But I’d be doing the same thing in as these kids in their position and I don’t begrudge them a chunky one quetzal piece. One of them takes me to a cheap guest house and makes a little more on commission from that.

The signs of recent growth in tourism are all here, apparent right from landing at the dock as all kinds of foreign-owned restaurants surround the docks. Outside investment is welcomed for the jobs and revenue it brings to the village but many of the locals complain that the owners act like kings, looking down on all the people of the village.

The restaurants serve pizza and cakes, Bob Marley sings through the stereo systems. For a moment I might as well be in Bangkok or Bali or Kathmandu…

All the tourist I meet seem to be students of Spanish or else they plan to be. Travel in Latin America can be a little fruitless after a while if you can’t communicate with 98% of the people you meet. San Pedro though, maybe isn’t the best place to learn.

“Half the students here have too much of a hangover to come to class in the morning,” One American friend of mien told me.

As I’m strolling down to the lakeside to sit on a rock and write this article, I meet a man whom Jesus would surely have resembled had he born in Jamaica; his features are a shining ebony and his even blacker dreadlocks somehow amplify the piety of his flowing white robes. He shakes my hand warmly with both of his (something Indian politicians like to do in a rather overdone show of sincerity) and meets me with the smile of a saviour.

“I’m Tom,” I tell him, “And you are…” “My name is… Love.” He responds. Even his reply sounds like the generous words of wisdom to a wayward pupil. He frowns ever so slightly when my curiosity gets the better of me and I ask:

“And where are you from?”

“I am from… the Universe.” He bows, incorrectly, in the manner of someone who hasn’t grown up with such a custom and wanders on to enlighten other lost souls. In a sense all travellers are ambassadors of where they come from and I wonder what the locals make of it all. But then of course, he was representing the Cosmos…

In fact, incongruous saviour images aren’t hard to come by in this part of world – everywhere there are portraits of Jesus painted as though he were a Spaniard. He has long, thin hair, pale skin and rosy cheeks that would peel within half an hour of the Palestinian sun and gentle, delicate features that I never saw on anyone in the Middle East.
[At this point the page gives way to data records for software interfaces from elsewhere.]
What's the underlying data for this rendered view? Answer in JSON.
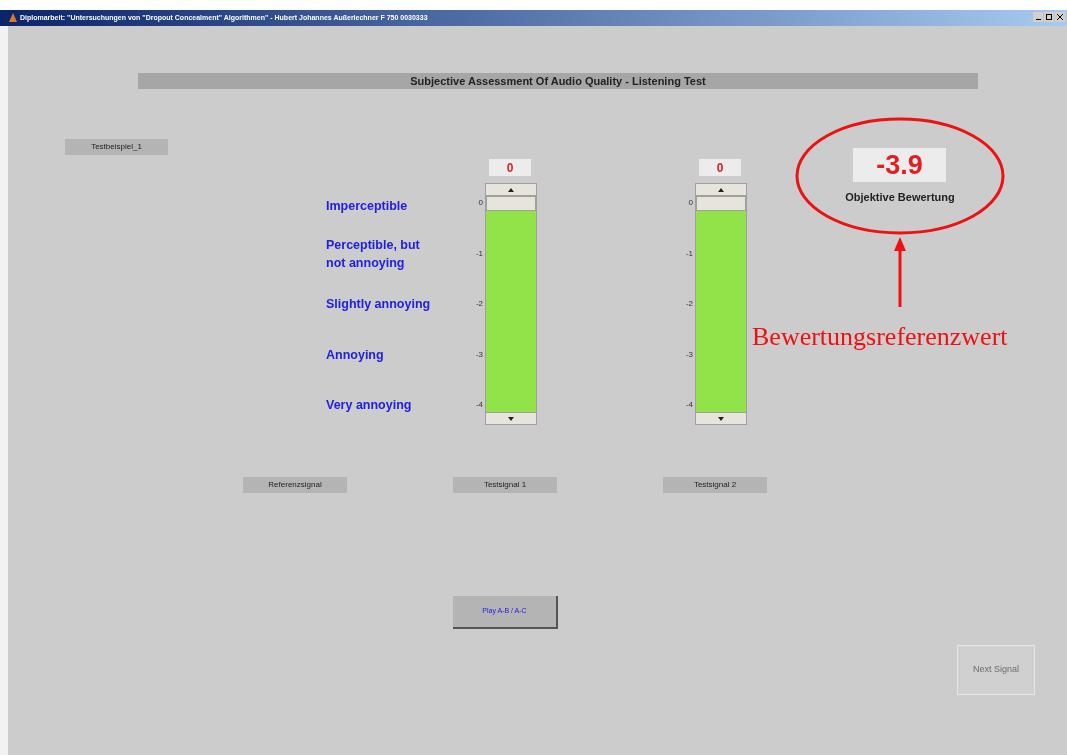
{
  "window": {
    "title": "Diplomarbeit: \"Untersuchungen von \"Dropout Concealment\" Algorithmen\" - Hubert Johannes Außerlechner F 750 0030333"
  },
  "header": "Subjective Assessment Of Audio Quality - Listening Test",
  "example_label": "Testbeispiel_1",
  "scale_labels": [
    "Imperceptible",
    "Perceptible, but not annoying",
    "Slightly annoying",
    "Annoying",
    "Very annoying"
  ],
  "sliders": [
    {
      "value": "0",
      "level": 1,
      "ticks": [
        "0",
        "-1",
        "-2",
        "-3",
        "-4"
      ]
    },
    {
      "value": "0",
      "level": 1,
      "ticks": [
        "0",
        "-1",
        "-2",
        "-3",
        "-4"
      ]
    }
  ],
  "objective": {
    "value": "-3.9",
    "label": "Objektive Bewertung"
  },
  "signal_buttons": [
    "Referenzsignal",
    "Testsignal 1",
    "Testsignal 2"
  ],
  "play_button": "Play A-B / A-C",
  "next_button": {
    "label": "Next Signal",
    "disabled": true
  },
  "annotation": {
    "text": "Bewertungsreferenzwert"
  }
}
That it’s an adopted culture here is especially clear as the local women walk past me with their laundry stacked up in baskets on their heads. They click away in a local dialect that sounds far more expressive than the Spanish imposed upon them by the conquistadors.

Thankfully, they were never quite shamed into the modesty often demanded by the Church as boys and girls still bathe together without anyone thinking the less of them for it. Not that I know how things were a generation or two ago but I’m warmed to see a pair of sweethearts embrace in the water. The young guy isn’t so delighted to see me and he scowls until I’ve passed.
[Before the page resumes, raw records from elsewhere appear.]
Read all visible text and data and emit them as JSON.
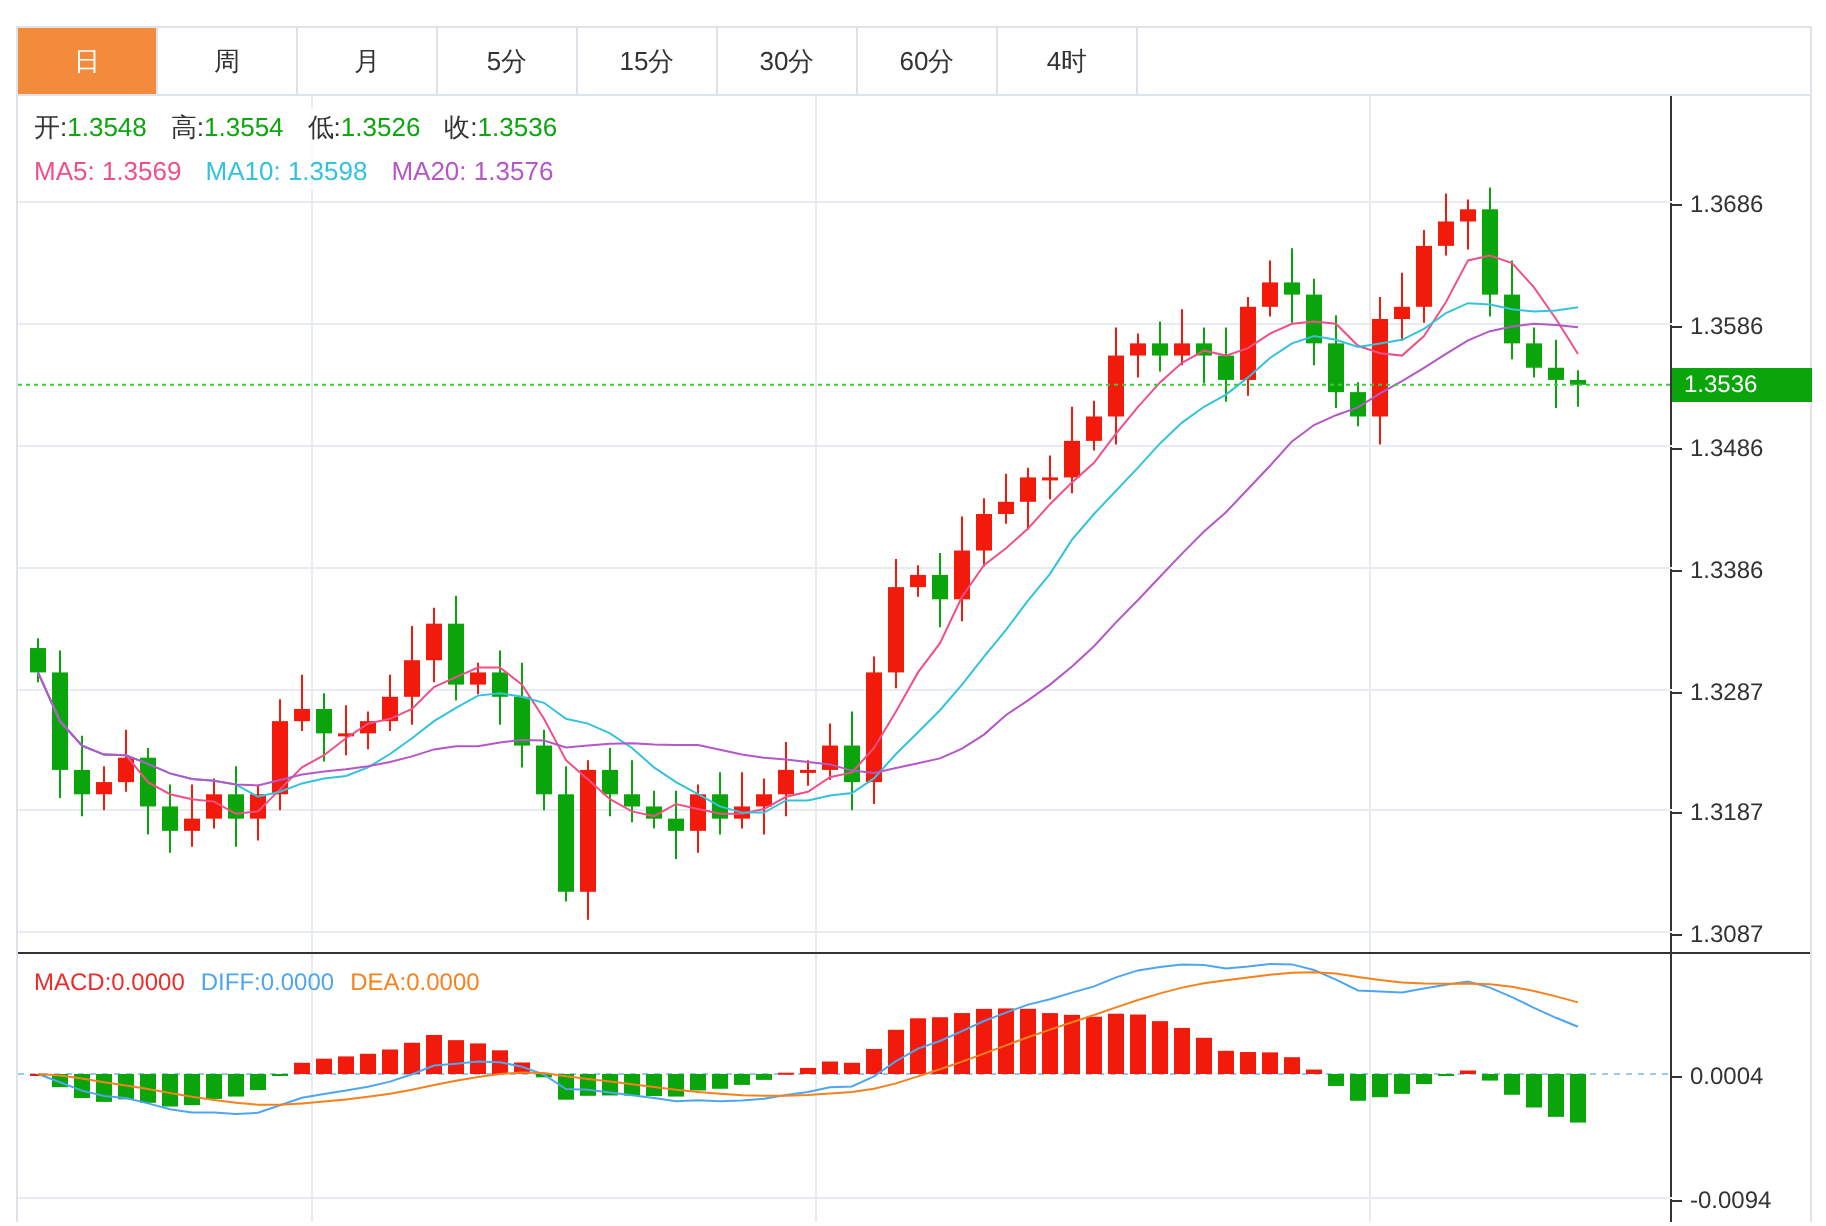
{
  "tabs": [
    {
      "label": "日",
      "selected": true
    },
    {
      "label": "周",
      "selected": false
    },
    {
      "label": "月",
      "selected": false
    },
    {
      "label": "5分",
      "selected": false
    },
    {
      "label": "15分",
      "selected": false
    },
    {
      "label": "30分",
      "selected": false
    },
    {
      "label": "60分",
      "selected": false
    },
    {
      "label": "4时",
      "selected": false
    }
  ],
  "quote": [
    {
      "label": "开:",
      "value": "1.3548"
    },
    {
      "label": "高:",
      "value": "1.3554"
    },
    {
      "label": "低:",
      "value": "1.3526"
    },
    {
      "label": "收:",
      "value": "1.3536"
    }
  ],
  "moving_averages": [
    {
      "label": "MA5:",
      "value": "1.3569",
      "color": "#f0508a"
    },
    {
      "label": "MA10:",
      "value": "1.3598",
      "color": "#33c3dc"
    },
    {
      "label": "MA20:",
      "value": "1.3576",
      "color": "#b657c8"
    }
  ],
  "price_axis": [
    "1.3686",
    "1.3586",
    "1.3486",
    "1.3386",
    "1.3287",
    "1.3187",
    "1.3087"
  ],
  "current_price": "1.3536",
  "macd_legend": [
    {
      "label": "MACD:",
      "value": "0.0000",
      "color": "#ee2b2b"
    },
    {
      "label": "DIFF:",
      "value": "0.0000",
      "color": "#4ea6f0"
    },
    {
      "label": "DEA:",
      "value": "0.0000",
      "color": "#f5821f"
    }
  ],
  "macd_axis": [
    "0.0004",
    "-0.0094"
  ]
}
I find a good rock and at last relax to take in the lake. It’s too big. I can’t really make out the other side and can’t decide which way to look. It’s clearly a place that take some time to appreciate so I lower my horizons.

The reed beds are trembling, a humming bird beats its wings at impossible speed as it drinks from a purple flower and a beautiful white girl in flowing blouse, skirts and shawl has come down to swim. We start to chat a little.
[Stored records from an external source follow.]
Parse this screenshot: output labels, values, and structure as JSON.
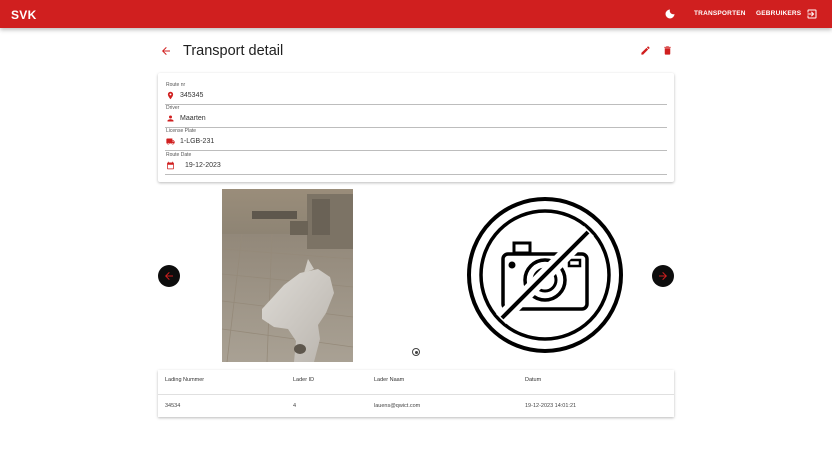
{
  "app": {
    "brand": "SVK"
  },
  "nav": {
    "transporten": "TRANSPORTEN",
    "gebruikers": "GEBRUIKERS"
  },
  "page": {
    "title": "Transport detail"
  },
  "fields": [
    {
      "label": "Route nr",
      "value": "345345",
      "icon": "location-pin-icon"
    },
    {
      "label": "Driver",
      "value": "Maarten",
      "icon": "person-icon"
    },
    {
      "label": "License Plate",
      "value": "1-LGB-231",
      "icon": "truck-icon"
    },
    {
      "label": "Route Date",
      "value": "19-12-2023",
      "icon": "calendar-icon"
    }
  ],
  "carousel": {
    "slide_count": 1,
    "active_index": 0
  },
  "table": {
    "headers": [
      "Lading Nummer",
      "Lader ID",
      "Lader Naam",
      "Datum"
    ],
    "rows": [
      [
        "34534",
        "4",
        "lauens@qwict.com",
        "19-12-2023 14:01:21"
      ]
    ]
  },
  "colors": {
    "accent": "#d01f1f",
    "navbar_text": "#ffffff",
    "button_dark": "#0d0d0d"
  }
}
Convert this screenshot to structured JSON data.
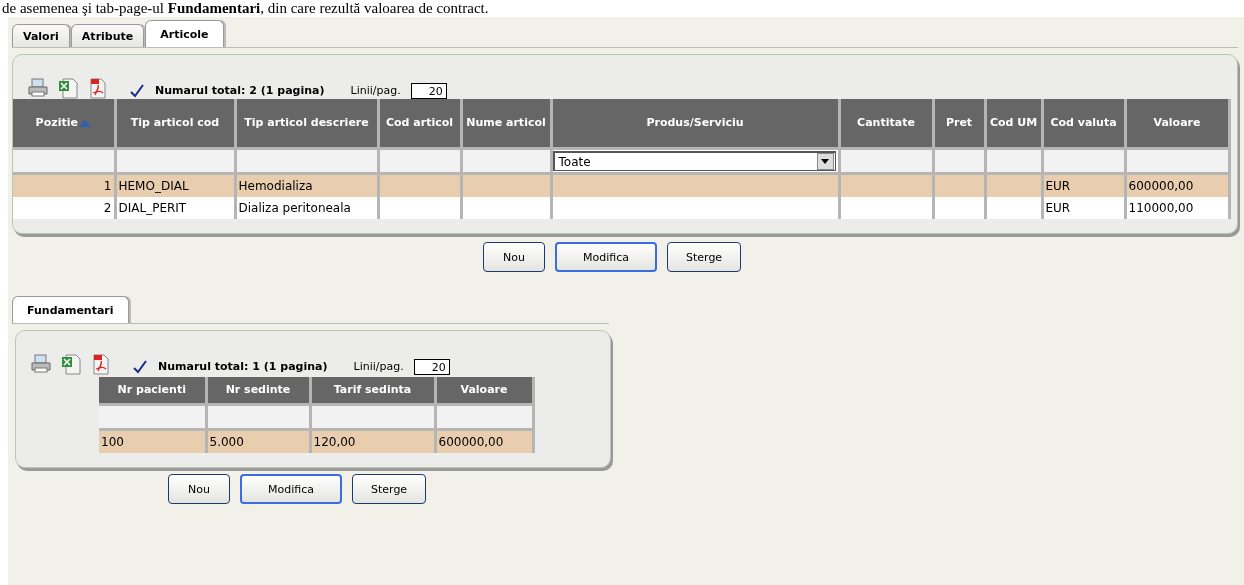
{
  "intro_text": "de asemenea şi tab-page-ul **Fundamentari**, din care rezultă valoarea de contract.",
  "tabs": [
    {
      "label": "Valori",
      "selected": false
    },
    {
      "label": "Atribute",
      "selected": false
    },
    {
      "label": "Articole",
      "selected": true
    }
  ],
  "articole": {
    "total": "Numarul total: 2 (1 pagina)",
    "lines_label": "Linii/pag.",
    "lines_value": "20",
    "columns": [
      {
        "label": "Pozitie",
        "sorted": true
      },
      {
        "label": "Tip articol cod",
        "sorted": false
      },
      {
        "label": "Tip articol descriere",
        "sorted": false
      },
      {
        "label": "Cod articol",
        "sorted": false
      },
      {
        "label": "Nume articol",
        "sorted": false
      },
      {
        "label": "Produs/Serviciu",
        "sorted": false
      },
      {
        "label": "Cantitate",
        "sorted": false
      },
      {
        "label": "Pret",
        "sorted": false
      },
      {
        "label": "Cod UM",
        "sorted": false
      },
      {
        "label": "Cod valuta",
        "sorted": false
      },
      {
        "label": "Valoare",
        "sorted": false
      }
    ],
    "filter_select": "Toate",
    "rows": [
      {
        "selected": true,
        "cells": [
          "1",
          "HEMO_DIAL",
          "Hemodializa",
          "",
          "",
          "",
          "",
          "",
          "",
          "EUR",
          "600000,00"
        ]
      },
      {
        "selected": false,
        "cells": [
          "2",
          "DIAL_PERIT",
          "Dializa peritoneala",
          "",
          "",
          "",
          "",
          "",
          "",
          "EUR",
          "110000,00"
        ]
      }
    ],
    "buttons": [
      {
        "label": "Nou",
        "default": false
      },
      {
        "label": "Modifica",
        "default": true
      },
      {
        "label": "Sterge",
        "default": false
      }
    ]
  },
  "sub_tab": {
    "label": "Fundamentari",
    "selected": true
  },
  "fundamentari": {
    "total": "Numarul total: 1 (1 pagina)",
    "lines_label": "Linii/pag.",
    "lines_value": "20",
    "columns": [
      "Nr pacienti",
      "Nr sedinte",
      "Tarif sedinta",
      "Valoare"
    ],
    "rows": [
      {
        "selected": true,
        "cells": [
          "100",
          "5.000",
          "120,00",
          "600000,00"
        ]
      }
    ],
    "buttons": [
      {
        "label": "Nou",
        "default": false
      },
      {
        "label": "Modifica",
        "default": true
      },
      {
        "label": "Sterge",
        "default": false
      }
    ]
  }
}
“Where are you from?” I ask.

“Oh, I’m from everywhere.” She tells me, “From the sky, the earth, the lake…”

I don’t get it. Is it really such a hard question?